● Brief
Lines containing the word "purchase" are the ones to copy from the records below.

● Data to use
-- Opening Marker --

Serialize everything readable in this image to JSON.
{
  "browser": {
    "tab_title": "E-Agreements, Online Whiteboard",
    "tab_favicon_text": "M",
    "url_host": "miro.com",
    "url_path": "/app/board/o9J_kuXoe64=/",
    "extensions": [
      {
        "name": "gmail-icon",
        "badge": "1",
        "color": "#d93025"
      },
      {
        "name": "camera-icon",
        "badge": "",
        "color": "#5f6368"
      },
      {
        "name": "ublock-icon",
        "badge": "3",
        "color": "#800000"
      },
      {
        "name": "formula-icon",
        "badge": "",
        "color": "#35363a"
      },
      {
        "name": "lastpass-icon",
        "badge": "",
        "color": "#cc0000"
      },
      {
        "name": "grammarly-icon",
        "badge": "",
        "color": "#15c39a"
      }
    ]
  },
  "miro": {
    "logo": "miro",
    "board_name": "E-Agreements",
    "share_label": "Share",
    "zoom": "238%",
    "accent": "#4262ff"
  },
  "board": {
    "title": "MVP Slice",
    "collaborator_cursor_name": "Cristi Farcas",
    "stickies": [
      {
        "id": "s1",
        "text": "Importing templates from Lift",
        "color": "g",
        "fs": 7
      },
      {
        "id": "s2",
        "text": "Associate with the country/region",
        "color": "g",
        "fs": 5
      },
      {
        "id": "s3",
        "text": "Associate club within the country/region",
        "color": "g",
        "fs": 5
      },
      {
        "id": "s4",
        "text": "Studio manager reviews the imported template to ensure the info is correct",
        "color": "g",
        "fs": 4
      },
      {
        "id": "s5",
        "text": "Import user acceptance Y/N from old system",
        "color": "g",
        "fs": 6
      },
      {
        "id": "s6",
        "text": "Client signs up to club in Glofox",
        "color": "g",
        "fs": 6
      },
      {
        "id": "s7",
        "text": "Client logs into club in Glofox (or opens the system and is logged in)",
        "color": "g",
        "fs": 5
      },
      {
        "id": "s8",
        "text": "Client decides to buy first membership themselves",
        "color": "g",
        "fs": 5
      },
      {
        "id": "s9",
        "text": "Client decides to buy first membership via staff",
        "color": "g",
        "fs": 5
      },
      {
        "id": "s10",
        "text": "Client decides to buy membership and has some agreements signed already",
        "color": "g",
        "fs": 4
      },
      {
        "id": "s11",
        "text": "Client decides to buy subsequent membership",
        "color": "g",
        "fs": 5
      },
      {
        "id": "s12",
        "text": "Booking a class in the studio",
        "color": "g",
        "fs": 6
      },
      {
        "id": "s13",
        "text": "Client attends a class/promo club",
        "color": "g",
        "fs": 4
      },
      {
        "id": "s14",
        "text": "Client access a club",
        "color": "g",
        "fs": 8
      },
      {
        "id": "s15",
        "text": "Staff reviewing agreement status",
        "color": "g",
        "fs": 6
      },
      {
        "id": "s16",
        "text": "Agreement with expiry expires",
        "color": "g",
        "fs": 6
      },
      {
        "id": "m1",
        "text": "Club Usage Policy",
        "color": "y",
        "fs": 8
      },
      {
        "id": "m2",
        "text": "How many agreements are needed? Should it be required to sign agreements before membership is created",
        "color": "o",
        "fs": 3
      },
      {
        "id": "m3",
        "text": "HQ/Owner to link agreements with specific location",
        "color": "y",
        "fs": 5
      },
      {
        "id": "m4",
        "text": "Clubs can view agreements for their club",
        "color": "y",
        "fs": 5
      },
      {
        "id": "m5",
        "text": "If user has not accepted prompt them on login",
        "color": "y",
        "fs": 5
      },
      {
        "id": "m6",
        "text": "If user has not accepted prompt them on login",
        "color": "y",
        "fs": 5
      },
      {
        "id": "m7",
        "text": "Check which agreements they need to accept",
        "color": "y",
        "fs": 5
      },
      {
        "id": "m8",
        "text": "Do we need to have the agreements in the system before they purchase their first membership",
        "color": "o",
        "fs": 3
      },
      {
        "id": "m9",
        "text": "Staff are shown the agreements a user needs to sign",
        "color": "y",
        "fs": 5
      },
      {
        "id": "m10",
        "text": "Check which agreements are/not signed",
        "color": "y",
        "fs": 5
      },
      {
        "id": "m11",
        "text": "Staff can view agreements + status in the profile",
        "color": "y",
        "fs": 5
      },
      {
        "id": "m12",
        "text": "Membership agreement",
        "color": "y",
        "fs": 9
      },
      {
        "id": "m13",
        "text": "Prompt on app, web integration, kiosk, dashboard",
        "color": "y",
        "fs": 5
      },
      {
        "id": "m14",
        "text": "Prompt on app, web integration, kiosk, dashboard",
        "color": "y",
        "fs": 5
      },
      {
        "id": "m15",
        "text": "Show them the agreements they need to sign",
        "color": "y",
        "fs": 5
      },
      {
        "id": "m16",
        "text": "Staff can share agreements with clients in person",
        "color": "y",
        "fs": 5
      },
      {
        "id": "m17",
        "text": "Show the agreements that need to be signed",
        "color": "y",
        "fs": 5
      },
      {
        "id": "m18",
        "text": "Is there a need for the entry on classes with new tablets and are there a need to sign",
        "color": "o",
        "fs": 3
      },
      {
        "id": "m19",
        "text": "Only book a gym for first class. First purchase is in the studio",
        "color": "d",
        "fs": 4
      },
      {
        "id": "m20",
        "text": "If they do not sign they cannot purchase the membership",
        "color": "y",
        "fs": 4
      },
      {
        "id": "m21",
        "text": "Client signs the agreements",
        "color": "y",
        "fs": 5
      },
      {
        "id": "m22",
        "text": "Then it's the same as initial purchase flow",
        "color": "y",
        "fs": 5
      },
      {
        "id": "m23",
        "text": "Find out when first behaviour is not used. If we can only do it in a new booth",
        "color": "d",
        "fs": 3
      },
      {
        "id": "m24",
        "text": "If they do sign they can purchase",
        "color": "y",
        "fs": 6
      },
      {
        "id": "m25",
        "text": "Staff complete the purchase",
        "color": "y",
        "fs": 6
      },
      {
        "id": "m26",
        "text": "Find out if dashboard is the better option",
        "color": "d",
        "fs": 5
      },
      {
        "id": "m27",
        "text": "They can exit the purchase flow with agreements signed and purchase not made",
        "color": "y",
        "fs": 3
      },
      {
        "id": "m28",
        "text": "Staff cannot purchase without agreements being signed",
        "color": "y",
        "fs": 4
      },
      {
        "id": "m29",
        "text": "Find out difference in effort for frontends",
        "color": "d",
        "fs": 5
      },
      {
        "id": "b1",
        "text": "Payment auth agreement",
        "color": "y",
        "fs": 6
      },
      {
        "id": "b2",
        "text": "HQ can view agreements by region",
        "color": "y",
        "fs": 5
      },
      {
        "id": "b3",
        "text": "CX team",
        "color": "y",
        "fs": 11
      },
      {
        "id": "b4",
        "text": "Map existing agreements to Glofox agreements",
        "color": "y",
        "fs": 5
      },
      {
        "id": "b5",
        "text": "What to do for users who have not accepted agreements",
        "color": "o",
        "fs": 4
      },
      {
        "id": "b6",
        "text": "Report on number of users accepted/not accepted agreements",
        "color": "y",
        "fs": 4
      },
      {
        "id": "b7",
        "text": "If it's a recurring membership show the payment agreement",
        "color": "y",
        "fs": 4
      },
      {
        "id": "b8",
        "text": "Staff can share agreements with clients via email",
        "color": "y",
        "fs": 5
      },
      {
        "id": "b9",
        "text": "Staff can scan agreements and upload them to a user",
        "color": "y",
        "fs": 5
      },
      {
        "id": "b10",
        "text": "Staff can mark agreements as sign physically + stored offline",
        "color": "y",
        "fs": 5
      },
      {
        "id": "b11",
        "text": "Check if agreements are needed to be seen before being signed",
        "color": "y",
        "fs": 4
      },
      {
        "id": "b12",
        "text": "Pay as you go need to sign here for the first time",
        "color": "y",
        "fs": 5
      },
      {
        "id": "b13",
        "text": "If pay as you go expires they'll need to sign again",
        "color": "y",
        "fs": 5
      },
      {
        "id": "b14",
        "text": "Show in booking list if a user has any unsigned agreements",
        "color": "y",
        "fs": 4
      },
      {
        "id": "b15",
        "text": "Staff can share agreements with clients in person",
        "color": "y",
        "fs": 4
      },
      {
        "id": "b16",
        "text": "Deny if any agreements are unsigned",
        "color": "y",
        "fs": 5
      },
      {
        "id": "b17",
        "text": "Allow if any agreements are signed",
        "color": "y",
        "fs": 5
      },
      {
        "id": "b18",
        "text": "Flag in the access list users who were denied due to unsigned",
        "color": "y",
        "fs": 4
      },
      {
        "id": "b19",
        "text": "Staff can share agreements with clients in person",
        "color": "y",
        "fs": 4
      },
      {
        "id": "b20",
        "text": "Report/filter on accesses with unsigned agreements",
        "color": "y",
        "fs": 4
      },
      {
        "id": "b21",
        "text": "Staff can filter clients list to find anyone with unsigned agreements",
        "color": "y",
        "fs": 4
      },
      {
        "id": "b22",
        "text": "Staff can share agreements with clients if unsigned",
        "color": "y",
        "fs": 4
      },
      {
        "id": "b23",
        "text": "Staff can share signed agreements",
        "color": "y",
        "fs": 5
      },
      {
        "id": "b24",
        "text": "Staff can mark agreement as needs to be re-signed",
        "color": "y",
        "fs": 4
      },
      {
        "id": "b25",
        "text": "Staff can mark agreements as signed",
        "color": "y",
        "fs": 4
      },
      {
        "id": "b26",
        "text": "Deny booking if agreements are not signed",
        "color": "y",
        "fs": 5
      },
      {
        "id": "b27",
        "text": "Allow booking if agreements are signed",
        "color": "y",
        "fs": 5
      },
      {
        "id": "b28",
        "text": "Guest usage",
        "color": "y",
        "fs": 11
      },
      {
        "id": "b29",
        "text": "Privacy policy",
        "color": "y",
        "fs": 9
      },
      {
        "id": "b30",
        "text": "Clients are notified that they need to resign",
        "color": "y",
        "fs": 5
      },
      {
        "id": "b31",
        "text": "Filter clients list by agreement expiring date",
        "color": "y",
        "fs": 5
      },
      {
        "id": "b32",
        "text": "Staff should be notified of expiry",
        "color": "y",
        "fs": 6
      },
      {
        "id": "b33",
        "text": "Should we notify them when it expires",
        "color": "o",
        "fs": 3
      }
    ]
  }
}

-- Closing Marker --

● Output of the exercise
        "text": "Do we need to have the agreements in the system before they purchase their first membership",
        "text": "Only book a gym for first class. First purchase is in the studio",
        "text": "If they do not sign they cannot purchase the membership",
        "text": "Then it's the same as initial purchase flow",
        "text": "If they do sign they can purchase",
        "text": "Staff complete the purchase",
        "text": "They can exit the purchase flow with agreements signed and purchase not made",
        "text": "Staff cannot purchase without agreements being signed",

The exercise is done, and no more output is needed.